AIM OF THE EXERCISE. From the records below, copy out each line that has the word "JSON".

[[ INPUT RECORDS, beginning ]]

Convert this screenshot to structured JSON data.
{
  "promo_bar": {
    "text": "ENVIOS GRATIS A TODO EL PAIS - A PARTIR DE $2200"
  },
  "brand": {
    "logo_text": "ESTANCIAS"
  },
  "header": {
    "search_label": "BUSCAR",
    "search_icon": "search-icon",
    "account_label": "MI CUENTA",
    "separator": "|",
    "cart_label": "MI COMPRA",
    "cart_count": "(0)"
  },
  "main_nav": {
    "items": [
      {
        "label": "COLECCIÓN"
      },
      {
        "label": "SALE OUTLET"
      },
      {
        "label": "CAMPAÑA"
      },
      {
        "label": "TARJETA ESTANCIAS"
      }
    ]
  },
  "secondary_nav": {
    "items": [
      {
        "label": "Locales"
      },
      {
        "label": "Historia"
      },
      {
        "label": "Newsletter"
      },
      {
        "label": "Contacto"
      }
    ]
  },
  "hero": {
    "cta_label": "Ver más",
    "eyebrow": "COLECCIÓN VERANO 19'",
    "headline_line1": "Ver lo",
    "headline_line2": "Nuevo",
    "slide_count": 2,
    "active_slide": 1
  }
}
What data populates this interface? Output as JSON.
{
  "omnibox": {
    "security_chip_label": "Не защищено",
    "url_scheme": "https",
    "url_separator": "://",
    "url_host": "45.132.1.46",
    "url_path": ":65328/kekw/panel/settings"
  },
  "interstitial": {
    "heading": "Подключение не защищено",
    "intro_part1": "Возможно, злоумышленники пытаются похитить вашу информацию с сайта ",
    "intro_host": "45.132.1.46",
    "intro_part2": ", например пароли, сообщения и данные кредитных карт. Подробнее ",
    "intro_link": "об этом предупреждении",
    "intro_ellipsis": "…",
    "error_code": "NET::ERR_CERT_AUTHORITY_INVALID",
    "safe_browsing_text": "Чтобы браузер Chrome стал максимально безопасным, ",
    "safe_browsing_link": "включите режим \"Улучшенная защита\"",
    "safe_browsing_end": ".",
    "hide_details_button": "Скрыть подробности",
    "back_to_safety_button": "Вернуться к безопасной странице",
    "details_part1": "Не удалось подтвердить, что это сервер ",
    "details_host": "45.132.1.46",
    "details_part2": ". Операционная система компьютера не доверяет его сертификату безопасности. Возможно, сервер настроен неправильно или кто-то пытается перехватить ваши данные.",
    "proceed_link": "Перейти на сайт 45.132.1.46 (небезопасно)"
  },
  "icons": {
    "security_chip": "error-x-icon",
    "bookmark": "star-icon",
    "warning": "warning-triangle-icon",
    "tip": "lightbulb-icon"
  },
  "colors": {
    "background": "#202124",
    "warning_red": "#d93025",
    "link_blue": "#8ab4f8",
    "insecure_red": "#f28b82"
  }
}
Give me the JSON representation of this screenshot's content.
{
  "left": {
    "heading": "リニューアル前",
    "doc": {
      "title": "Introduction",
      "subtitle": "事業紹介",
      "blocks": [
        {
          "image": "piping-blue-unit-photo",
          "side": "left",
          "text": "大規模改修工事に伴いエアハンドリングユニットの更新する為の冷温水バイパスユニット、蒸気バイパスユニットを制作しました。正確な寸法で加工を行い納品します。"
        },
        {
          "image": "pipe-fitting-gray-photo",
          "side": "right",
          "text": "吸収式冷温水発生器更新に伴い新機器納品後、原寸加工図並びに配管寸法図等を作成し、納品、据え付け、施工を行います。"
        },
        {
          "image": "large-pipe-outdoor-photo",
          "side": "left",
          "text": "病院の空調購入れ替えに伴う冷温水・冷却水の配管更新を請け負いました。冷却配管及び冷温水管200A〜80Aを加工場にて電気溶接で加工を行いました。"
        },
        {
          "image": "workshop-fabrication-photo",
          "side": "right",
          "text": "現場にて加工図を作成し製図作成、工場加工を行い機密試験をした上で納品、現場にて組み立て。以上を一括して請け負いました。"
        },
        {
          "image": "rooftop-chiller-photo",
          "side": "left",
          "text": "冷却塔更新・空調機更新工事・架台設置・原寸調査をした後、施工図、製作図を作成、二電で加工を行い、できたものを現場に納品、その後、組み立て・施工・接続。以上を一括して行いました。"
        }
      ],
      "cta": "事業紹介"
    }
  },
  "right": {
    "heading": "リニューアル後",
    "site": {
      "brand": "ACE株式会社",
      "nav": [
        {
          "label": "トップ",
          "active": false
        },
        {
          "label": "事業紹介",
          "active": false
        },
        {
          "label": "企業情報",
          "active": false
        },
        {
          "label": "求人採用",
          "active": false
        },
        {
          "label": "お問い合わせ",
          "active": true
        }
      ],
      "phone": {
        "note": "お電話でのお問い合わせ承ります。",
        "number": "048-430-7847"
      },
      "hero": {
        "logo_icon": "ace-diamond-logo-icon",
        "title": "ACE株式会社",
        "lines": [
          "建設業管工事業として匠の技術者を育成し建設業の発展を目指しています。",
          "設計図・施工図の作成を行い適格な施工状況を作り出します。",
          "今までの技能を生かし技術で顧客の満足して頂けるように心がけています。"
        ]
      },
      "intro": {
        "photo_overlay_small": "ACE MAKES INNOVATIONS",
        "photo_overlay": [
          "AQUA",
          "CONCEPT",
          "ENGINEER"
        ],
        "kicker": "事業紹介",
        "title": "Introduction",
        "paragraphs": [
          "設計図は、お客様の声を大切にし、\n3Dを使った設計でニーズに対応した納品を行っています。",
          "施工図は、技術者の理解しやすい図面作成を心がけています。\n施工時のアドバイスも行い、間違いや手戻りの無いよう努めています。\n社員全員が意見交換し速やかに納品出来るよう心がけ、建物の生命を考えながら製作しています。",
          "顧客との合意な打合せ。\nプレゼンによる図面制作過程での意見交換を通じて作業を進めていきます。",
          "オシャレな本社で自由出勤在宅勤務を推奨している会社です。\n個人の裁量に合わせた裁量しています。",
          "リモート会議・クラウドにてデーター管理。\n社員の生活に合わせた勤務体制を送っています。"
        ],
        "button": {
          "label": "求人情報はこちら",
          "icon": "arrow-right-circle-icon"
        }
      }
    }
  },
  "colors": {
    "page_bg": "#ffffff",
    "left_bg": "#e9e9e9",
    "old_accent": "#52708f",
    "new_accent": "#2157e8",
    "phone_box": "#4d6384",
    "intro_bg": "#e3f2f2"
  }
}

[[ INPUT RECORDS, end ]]

RESULT BELOW.
Convert this screenshot to structured JSON data.
What data populates this interface? Output as JSON.
Give me the JSON representation of this screenshot's content.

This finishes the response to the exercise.